Speed, I am Speed….
So what’s the first thing you do when you get a new microcontroller to play with?
Blink an LED, of course!
And for that, you toggle a GPIO…
So now the question is how fast can your MCU toggle that juicy GPIO?
Recently, NXP sent me samples of their IMXRT Series of crossover MCUs.
These include the MIMXRT1172,MIMXRT1166,MIMXRT595 along with a devkit for the MIMXRT1166!
Now If you have not been living under a rock for the past few years (or are not into embedded systems in general),
You would know that NXP launched a new series of MCUs called the I.MX RT.
These are the fastest microcontrollers available on the market as of now.
Almost all of them sport an ARM Cortex M7 at minimum (some are M33), and some also have a secondary M4 core, but the most impressive thing is that These M7s are clocked at 500 MHz, 600 MHz, and even 1 GHz!
Those are some pretty incredible clocks for a MCU!! These clocks bridge the gap between a microcontroller core such as the M7 and an entry level application processor core from ARM such as the A8.
So coming back to our topic, how fast can this beast toggle a GPIO?
Well, with a normal GPIO we get the following result.
Here’s the setup:
On the MIMXRT1166 (600 MHz M7 core clock).
This is with interrupts disabled so that SysTick won’t bug us, and direct register toggling of the GPIO port.
while(1) GPIO9->DR_TOGGLE = (1 << 30);
GCC’s optimisation level was set to -O3.
The code was run from M7’s ITCM.
Probing was done on a Rigol 1054Z hacked to unlock 100 MHz bandwidth.
Hmmmm, 5.43 MHz.. that’s nothing special to boast about :/
Let’s try to toggle a GPIO via PWM, that’s generally the fastest way to toggle a GPIO on any MCU.
On, MIMXRT1166, the PWM peripheral’s clock is derived from the system’s IGP clock, and the maximum (legally) we can set via the PLL is to about 200Mhz.
At 200 MHz with a 50% duty cycle, the most we can achieve is 100 MHz.So does it do that??
Damn!
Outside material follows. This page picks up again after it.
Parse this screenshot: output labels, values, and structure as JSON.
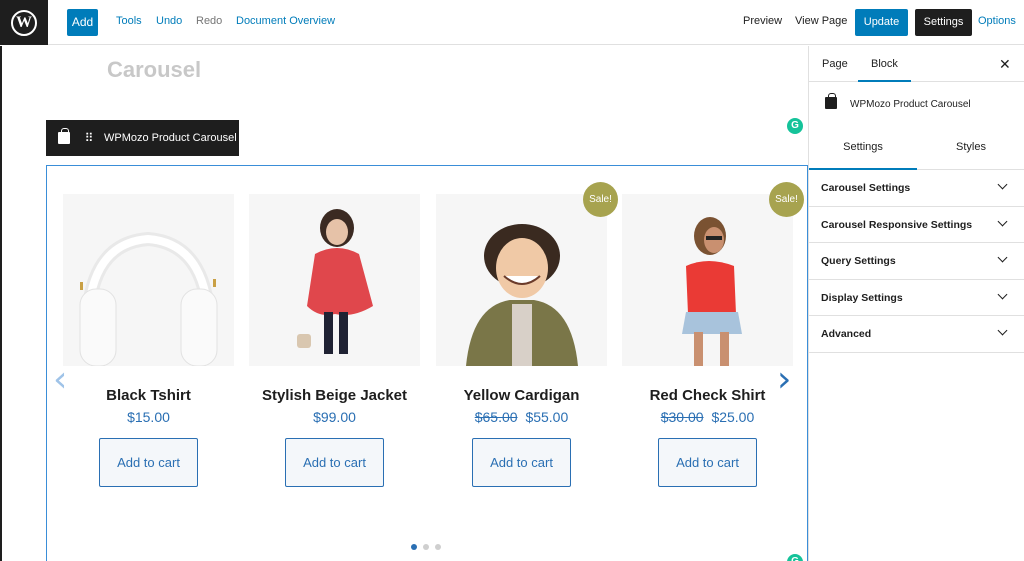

That’s impressive, this even falls under the FM band, and surprisingly enough, I hooked up a piece of wire to the pin header and was able to pick up the signal on an FM radio receiver!
So, 100 MHz is fast, but we still aren’t the fastest :/
ST’s offering, the STM32H7, can clock the PWM peripheral from a 275 MHz PLL, achieving a 138 MHz speed on the GPIO.
Damn I thought we could beat ST, :’( ….
But wait! say’s NXP, there’s one last trick left.
Introducing high-speed GPIOs
High speed GPIOs are tightly coupled to the M7 core, thus can be accessed with high frequency directly from the M7 core, bypassing the Corelink Network Interconnect, thus improving latency.
With high-speed GPIOs, we were able to achieve about 156 MHz!